PowerShell Universal currently integrates with Application Insights to provide metrics to Azure from instances of the platform. While this is plug-and-play ready, collecting metrics in the cloud may not be useful to all users. In an effort to provide isolated instances the ability to collect metrics, we have created a new plugin that integrates with OpenTelemetry.


As defined by the site, OpenTelemetry is a collection of APIs, SDKs, and tools. Use it to instrument, generate, collect, and export telemetry data (metrics, logs, and traces) to help you analyze your software’s performance and behavior.

OpenTelemetry provides a library and NuGet packages for generating metrics and logs in .NET and ASP.NET Core applications.
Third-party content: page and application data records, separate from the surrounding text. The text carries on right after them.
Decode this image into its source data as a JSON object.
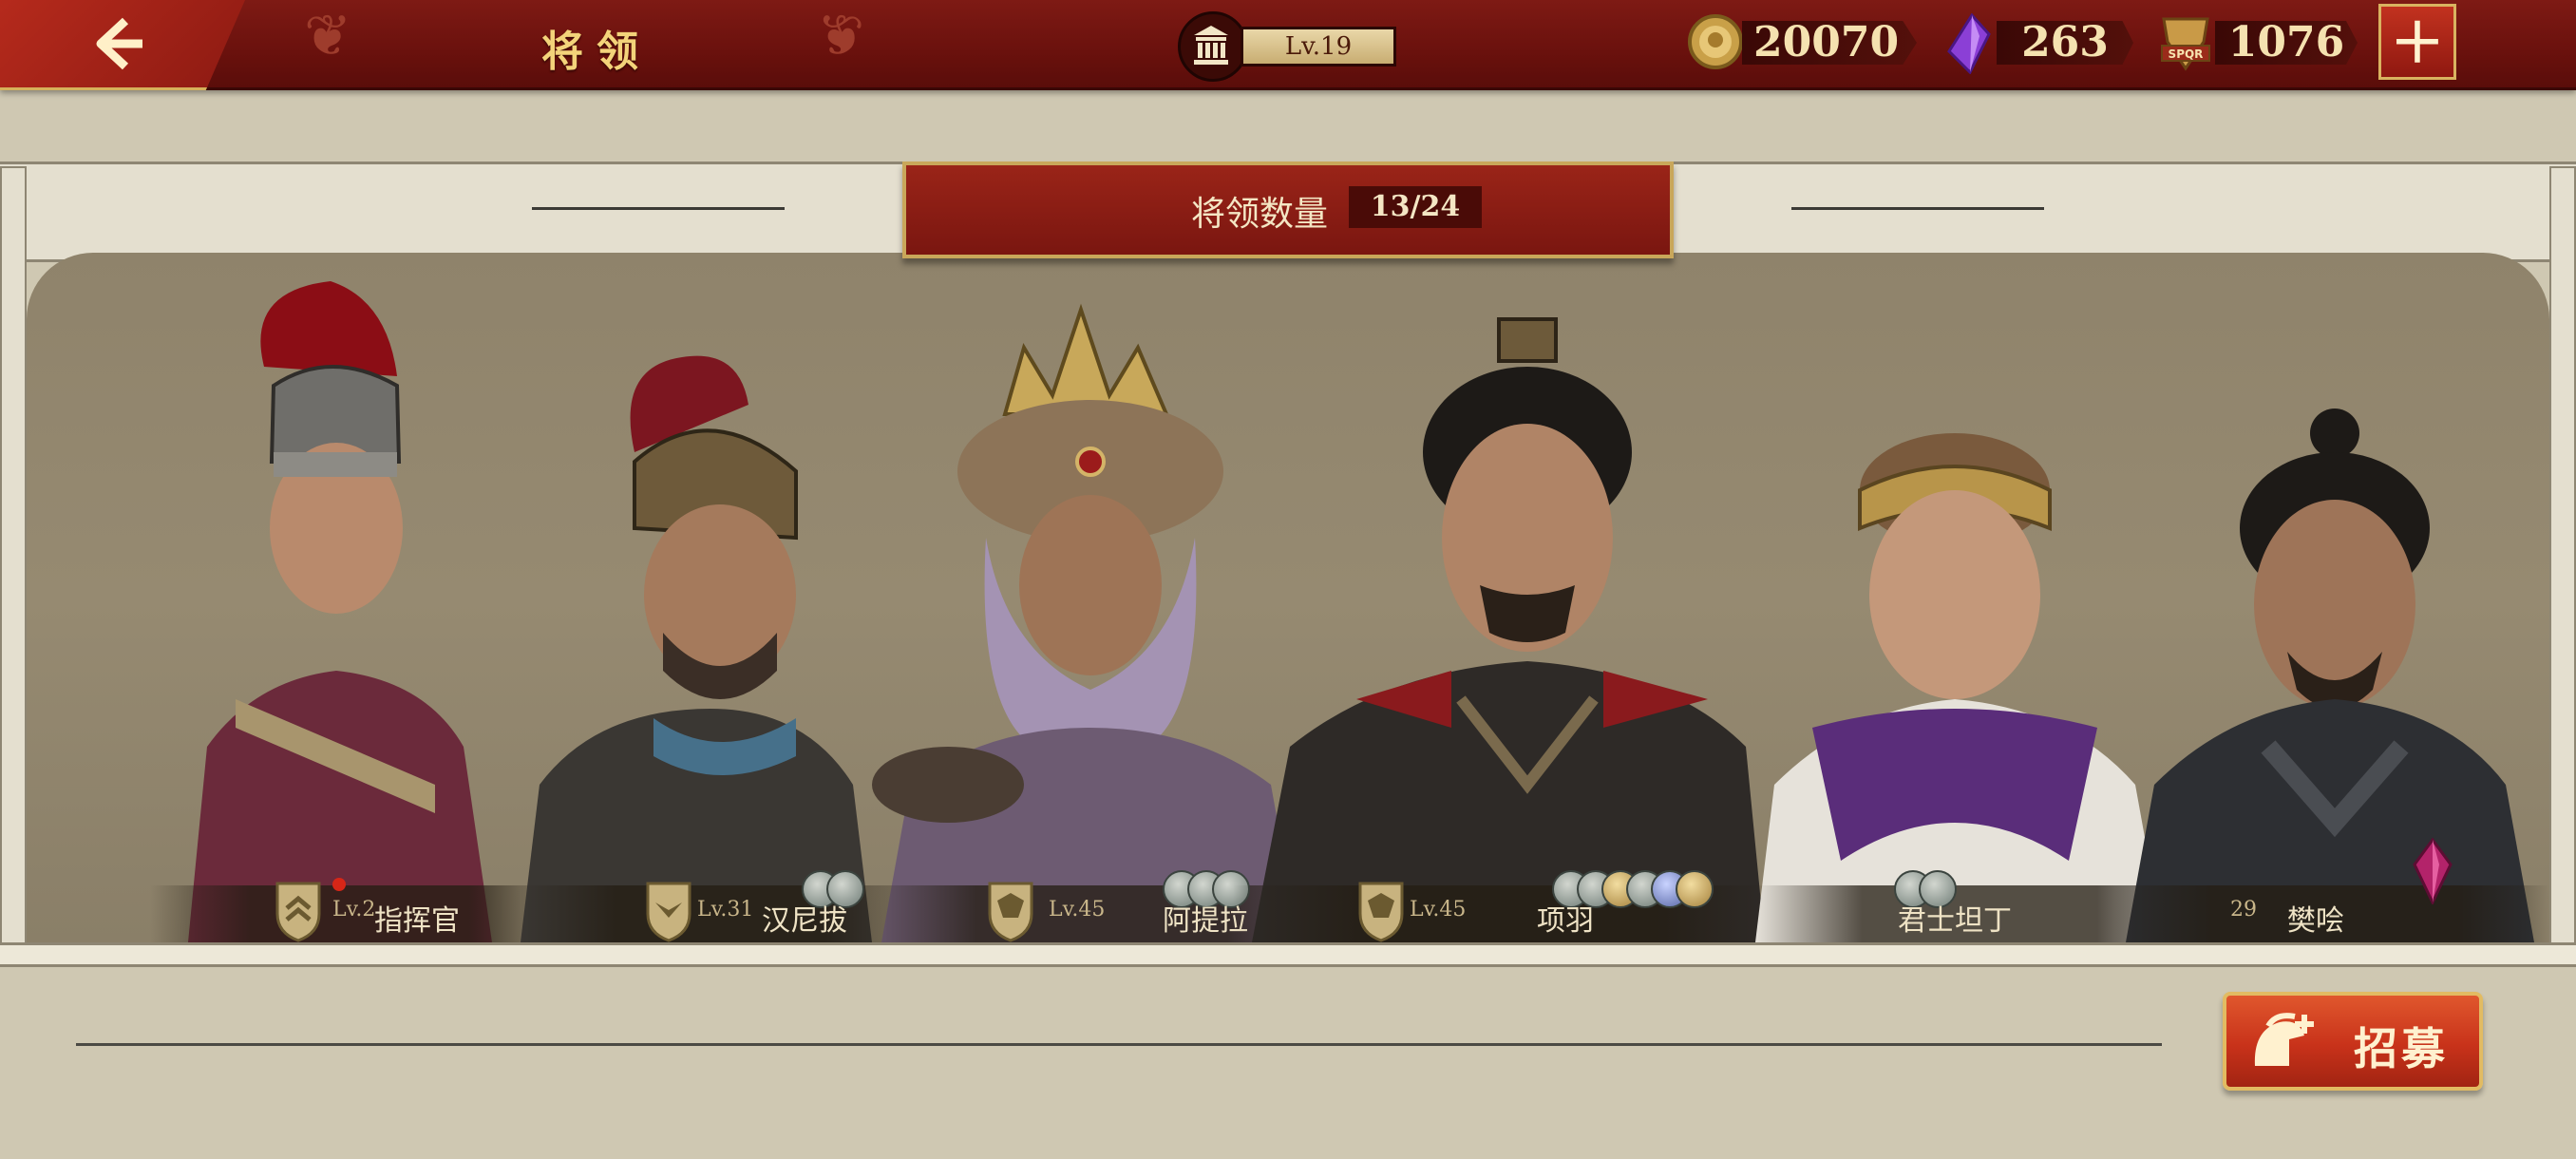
{
  "header": {
    "title": "将领",
    "level": "Lv.19",
    "resources": [
      {
        "name": "gold-coin-icon",
        "value": "20070"
      },
      {
        "name": "purple-gem-icon",
        "value": "263"
      },
      {
        "name": "spqr-token-icon",
        "value": "1076"
      }
    ]
  },
  "banner": {
    "label": "将领数量",
    "count": "13/24"
  },
  "generals": [
    {
      "name": "指挥官",
      "level": "Lv.2",
      "badges": 0,
      "red_dot": true
    },
    {
      "name": "汉尼拔",
      "level": "Lv.31",
      "badges": 2
    },
    {
      "name": "阿提拉",
      "level": "Lv.45",
      "badges": 3
    },
    {
      "name": "项羽",
      "level": "Lv.45",
      "badges": 6
    },
    {
      "name": "君士坦丁",
      "level": "",
      "badges": 2
    },
    {
      "name": "樊哙",
      "level": "29",
      "badges": 0
    }
  ],
  "actions": {
    "recruit": "招募"
  },
  "colors": {
    "topbar": "#6a110d",
    "accent_gold": "#f3d37a",
    "panel_bg": "#968a71"
  }
}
By introducing OpenTelemetry into PowerShell Universal, we can easily provide metrics to tools like Prometheus.

Configuring PowerShell Universal Metrics with Prometheus

As part of our new plugin system development, we are producing plugins to ensure that viability of the framework. Starting this evening, PowerShell Universal v4.2 nightly builds will ship with a new PowerShellUniversal.Plugin.OpenTelemetry to expose metrics to external services like Prometheus.
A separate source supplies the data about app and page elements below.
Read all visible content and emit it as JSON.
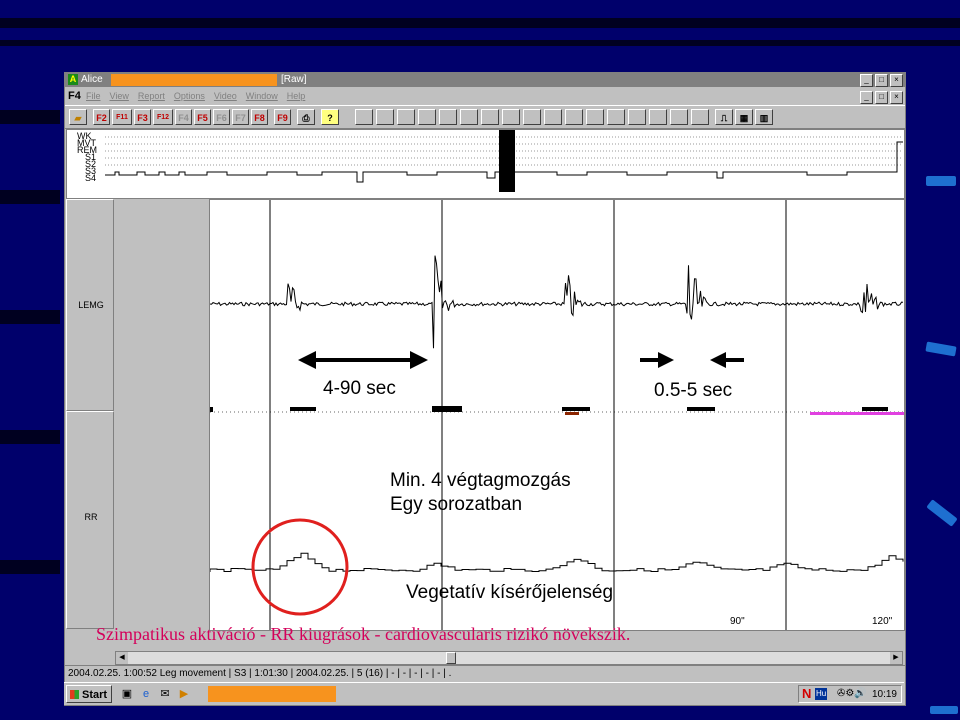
{
  "window": {
    "app_name": "Alice",
    "document": "[Raw]",
    "min": "_",
    "max": "□",
    "close": "×"
  },
  "menubar": {
    "mode": "F4",
    "items": [
      "File",
      "View",
      "Report",
      "Options",
      "Video",
      "Window",
      "Help"
    ]
  },
  "toolbar": {
    "keys": [
      "F2",
      "F11",
      "F3",
      "F12",
      "F4",
      "F5",
      "F6",
      "F7",
      "F8",
      "F9"
    ],
    "help": "?"
  },
  "hypnogram": {
    "labels": [
      "WK",
      "MVT",
      "REM",
      "S1",
      "S2",
      "S3",
      "S4"
    ]
  },
  "channels": {
    "lemg": "LEMG",
    "rr": "RR"
  },
  "annotations": {
    "interval": "4-90 sec",
    "duration": "0.5-5 sec",
    "series_line1": "Min. 4 végtagmozgás",
    "series_line2": "Egy sorozatban",
    "vegetative": "Vegetatív kísérőjelenség",
    "caption": "Szimpatikus aktiváció - RR kiugrások - cardiovascularis rizikó növekszik."
  },
  "time_axis": {
    "mark_90": "90\"",
    "mark_120": "120\""
  },
  "status": {
    "text": "2004.02.25. 1:00:52 Leg movement | S3 | 1:01:30 | 2004.02.25. | 5 (16) | - | - | - | - | - | ."
  },
  "taskbar": {
    "start": "Start",
    "lang": "Hu",
    "clock": "10:19"
  },
  "colors": {
    "slide_bg": "#00006b",
    "accent_orange": "#f7931e",
    "circle_red": "#e0201e",
    "caption_magenta": "#d4005a",
    "marker_magenta": "#e040e0"
  }
}
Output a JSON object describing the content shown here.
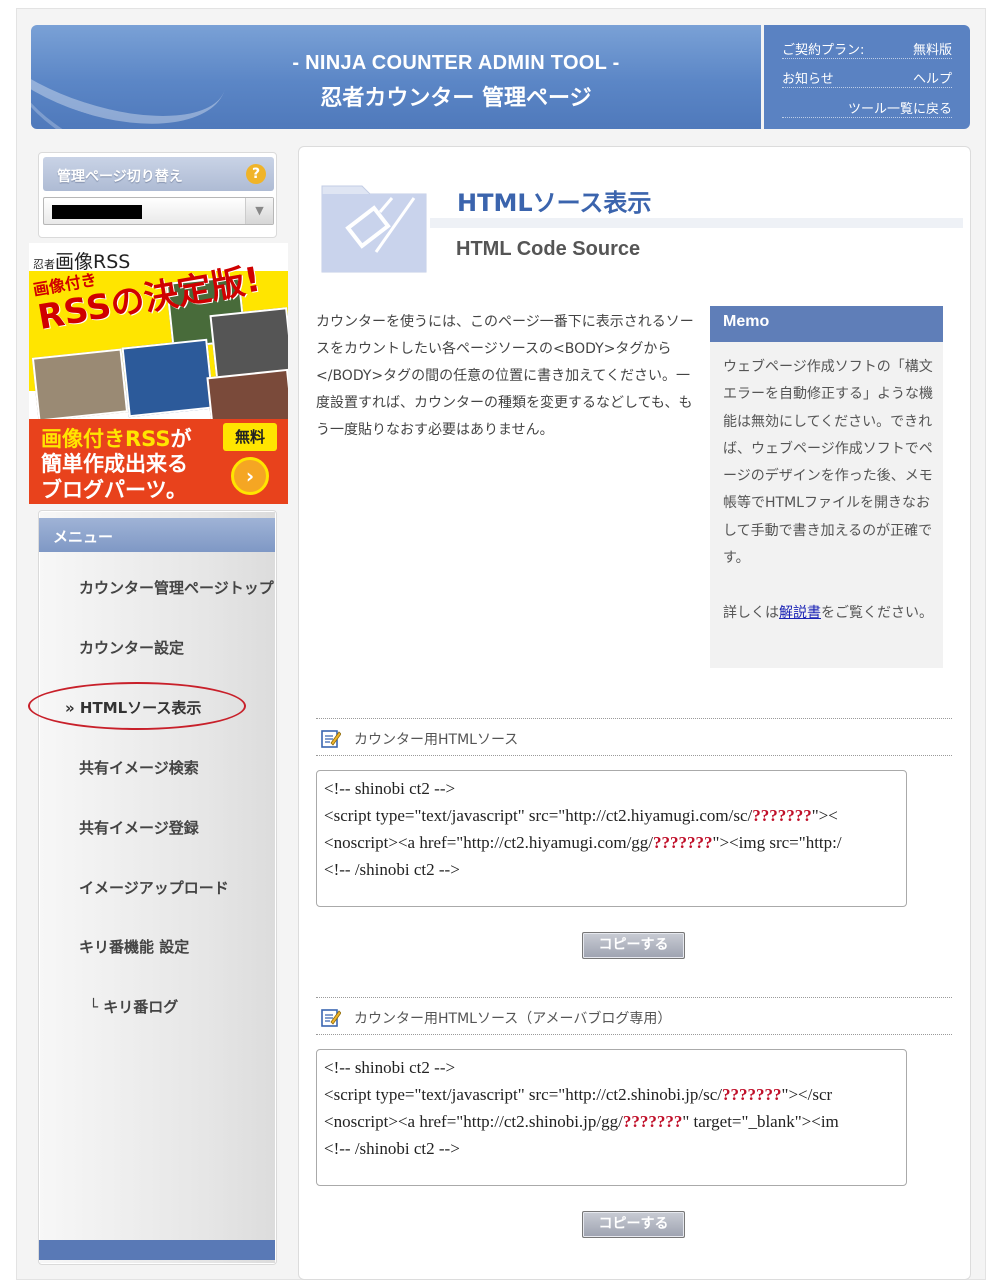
{
  "header": {
    "title_en": "- NINJA COUNTER ADMIN TOOL -",
    "title_jp": "忍者カウンター 管理ページ",
    "plan_label": "ご契約プラン:",
    "plan_value": "無料版",
    "news_link": "お知らせ",
    "help_link": "ヘルプ",
    "back_link": "ツール一覧に戻る"
  },
  "sidebar": {
    "switch_title": "管理ページ切り替え",
    "switch_help": "?",
    "select_arrow": "▼",
    "banner": {
      "brand_small": "忍者",
      "brand": "画像RSS",
      "slogan1": "画像付き",
      "slogan2": "RSSの決定版!",
      "line1_hl": "画像付きRSS",
      "line1_tail": "が",
      "line2": "簡単作成出来る",
      "line3": "ブログパーツ。",
      "free": "無料",
      "go": "›"
    },
    "menu_title": "メニュー",
    "menu_items": [
      {
        "label": "カウンター管理ページトップ"
      },
      {
        "label": "カウンター設定"
      },
      {
        "label": "» HTMLソース表示"
      },
      {
        "label": "共有イメージ検索"
      },
      {
        "label": "共有イメージ登録"
      },
      {
        "label": "イメージアップロード"
      },
      {
        "label": "キリ番機能 設定"
      },
      {
        "label": "└ キリ番ログ"
      }
    ]
  },
  "main": {
    "title": "HTMLソース表示",
    "subtitle": "HTML Code Source",
    "intro": "カウンターを使うには、このページ一番下に表示されるソースをカウントしたい各ページソースの<BODY>タグから</BODY>タグの間の任意の位置に書き加えてください。一度設置すれば、カウンターの種類を変更するなどしても、もう一度貼りなおす必要はありません。",
    "memo": {
      "title": "Memo",
      "body": "ウェブページ作成ソフトの「構文エラーを自動修正する」ような機能は無効にしてください。できれば、ウェブページ作成ソフトでページのデザインを作った後、メモ帳等でHTMLファイルを開きなおして手動で書き加えるのが正確です。",
      "more_before": "詳しくは",
      "more_link": "解説書",
      "more_after": "をご覧ください。"
    },
    "sections": [
      {
        "label": "カウンター用HTMLソース",
        "lines": [
          {
            "pre": "<!-- shinobi ct2 -->",
            "q": "",
            "post": ""
          },
          {
            "pre": "<script type=\"text/javascript\" src=\"http://ct2.hiyamugi.com/sc/",
            "q": "???????",
            "post": "\"><"
          },
          {
            "pre": "<noscript><a href=\"http://ct2.hiyamugi.com/gg/",
            "q": "???????",
            "post": "\"><img src=\"http:/"
          },
          {
            "pre": "<!-- /shinobi ct2 -->",
            "q": "",
            "post": ""
          }
        ],
        "button": "コピーする"
      },
      {
        "label": "カウンター用HTMLソース（アメーバブログ専用）",
        "lines": [
          {
            "pre": "<!-- shinobi ct2 -->",
            "q": "",
            "post": ""
          },
          {
            "pre": "<script type=\"text/javascript\" src=\"http://ct2.shinobi.jp/sc/",
            "q": "???????",
            "post": "\"></scr"
          },
          {
            "pre": "<noscript><a href=\"http://ct2.shinobi.jp/gg/",
            "q": "???????",
            "post": "\" target=\"_blank\"><im"
          },
          {
            "pre": "<!-- /shinobi ct2 -->",
            "q": "",
            "post": ""
          }
        ],
        "button": "コピーする"
      }
    ]
  },
  "colors": {
    "header_blue": "#5b86c6",
    "title_blue": "#3b64ad",
    "memo_head": "#5f7eb8",
    "placeholder_red": "#c0102a",
    "highlight_circle": "#c8202a"
  },
  "icons": {
    "help": "question-icon",
    "section": "edit-icon",
    "title": "folder-icon"
  }
}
Enabling OpenTelemetry

To enable this plugin, we’ve introduced two methods of configuration. First, you can now use the appsettings.json file to load plugin modules found on the $ENV:PSModulePath. We’ll be shipping the OpenTelemetry module within PSU, at least for the moment, and it can be loaded using the following JSON.

    "Plugins": [

If you are using a different persistence plugin, you will want to replace that LiteDBv5 value with that value instead.

Additionally, you can also use the plugins.ps1 file in the Repository\.universal directory to load plugins. Import the module in this file. You will have to create it if it does not exist. Changes to this file require a restart of the PowerShell Universal service.

Import-Module PowerShellUniversal.Plugin.OpenTelemetry

Sending Metrics to Prometheus

Once enabled, you will need to configure the target endpoint for your metric data. By default, Prometheus listens for metrics at the following URL: http://localhost:9090/api/v1/otlp/v1/metrics.

You will need to update appsettings.json or create environment variables that pass this value to the PSU configuration system. An example JSON configuration looks like this.

    "OpenTelemetry": {
        "Otlp": {
            "Endpoint": "http://localhost:9090/api/v1/otlp/v1/metrics"

An example environment variable would be like this.

$Env:OpenTelemetry__Otlp__Endpoint = 'http://localhost:9090/api/v1/otlp/v1/metrics'

OTLP standards for OpenTelemetry Protocol. While there are more configuration options we will expose for this plugin, this is currently the only option available.

With the OTLP endpoint configured, we can now run Prometheus to collect metrics. Download the latest version of Prometheus and start it with the OTLP feature enabled.

prometheus --enable-feature=otlp-write-receiver

Once Prometheus is running, you can access the dashboard by visiting http://localhost:9090. Enter the metric named http_server_duration_milliseconds_count and press Execute. You’ll see that Prometheus is listing the count of milliseconds for HTTP requests coming into the PowerShell Universal service.


Locally controlled operational metrics are a great feature for any service running in your environment. We hope to provide additional configuration options for the OpenTelemetry plugin in the future. This will include providing cmdlets for generating custom metrics in your PowerShell scripts that run within PowerShell Universal. Note that the functionality described above will only function in nightly builds starting on 10/3/2023 and will ship in version 4.2 of PowerShell Universal.

As our plugin system evolves, some changes may be made to how it works so we do not recommend creating new plugins at this time. We will be releasing a publicly accessible NuGet package and documentation with version 5 of PowerShell Universal.